Among postmenopausal women, anxiety levels are associated with the bone mineral density (BMD) in the lumbar spine and femoral neck, a study reports.
The study included 192 women (mean age 67.5 years), grouped into three according to their anxiety levels, which were assessed using the Hamilton Anxiety Rating Scale (HAMA). Other assessments performed included the Fracture Risk Assessment Tool score, Beck Depression Inventory scores and the 36-Item Short Form Health Survey (SF-36) scores for evaluation of the quality of life. X-ray vertebral morphometry was carried out in postmenopausal women referred for osteoporosis.
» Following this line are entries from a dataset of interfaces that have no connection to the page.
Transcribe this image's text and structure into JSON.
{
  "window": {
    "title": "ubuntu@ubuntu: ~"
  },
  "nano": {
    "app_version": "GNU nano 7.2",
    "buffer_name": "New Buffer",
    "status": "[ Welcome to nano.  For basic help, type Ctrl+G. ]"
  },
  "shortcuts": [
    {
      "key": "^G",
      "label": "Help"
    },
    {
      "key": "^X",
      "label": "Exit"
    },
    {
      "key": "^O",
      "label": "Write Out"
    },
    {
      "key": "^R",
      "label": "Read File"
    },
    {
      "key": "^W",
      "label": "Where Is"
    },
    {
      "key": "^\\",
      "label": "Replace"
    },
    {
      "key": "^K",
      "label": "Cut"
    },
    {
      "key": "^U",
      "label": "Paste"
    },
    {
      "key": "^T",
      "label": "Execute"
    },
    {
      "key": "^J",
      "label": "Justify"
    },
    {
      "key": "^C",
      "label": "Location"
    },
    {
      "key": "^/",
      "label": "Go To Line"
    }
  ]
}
Women allocated to the lowest tertile of HAMA scores (HAMA-1) had a lower probability of fracture compared with those in the highest tertile (HAMA-3; 20.44 percent vs 24.94 percent; p=0.01). The same trend was observed when comparing the HAMA-2 and HAMA-3 tertiles.
Compared with the HAMA-1 group, the HAMA-3 group exhibited lower T-score vales in the lumbar spine (−2.84 vs −2.06; p<0.001) and in the femoral neck (−2.21 vs −1.93; p<0.05). Lower T-score values were likewise observed in HAMA-3 than in HAMA-2. The prevalence rate of vertebral fractures was higher in HAMA-3 than in HAMA-1, although the difference was not significant.
Multiple regression analysis showed that anxiety levels were predictive of reduced BMD in the lumbar spine (p=0.0002), and were significantly related to age, menopausal age, years since menopause and depressive symptoms.
Researchers postulated that both immunological and endocrinological aspects could expedite the association of anxiety with bone metabolism and osteoporosis. This is because individuals affected by anxiety show higher inflammatory markers. Through activation of bone turnover, inflammation may induce bone loss and contribute to osteoporosis. [Brain Behav Immun 2017;62:212-218; Rheum Dis Clin North Am 2006;32:631-658; Arch Immunol Ther Exp 2016;64:111-126]
Moreover, anxious individuals exhibit high plasma cortisol levels, with cortisol shown to contribute to bone loss by increasing bone resorption and reducing bone formation. [J Affect Disord 2008;106:307-313; Eur Rev Med Pharmacol Sci 2014;18:352-358]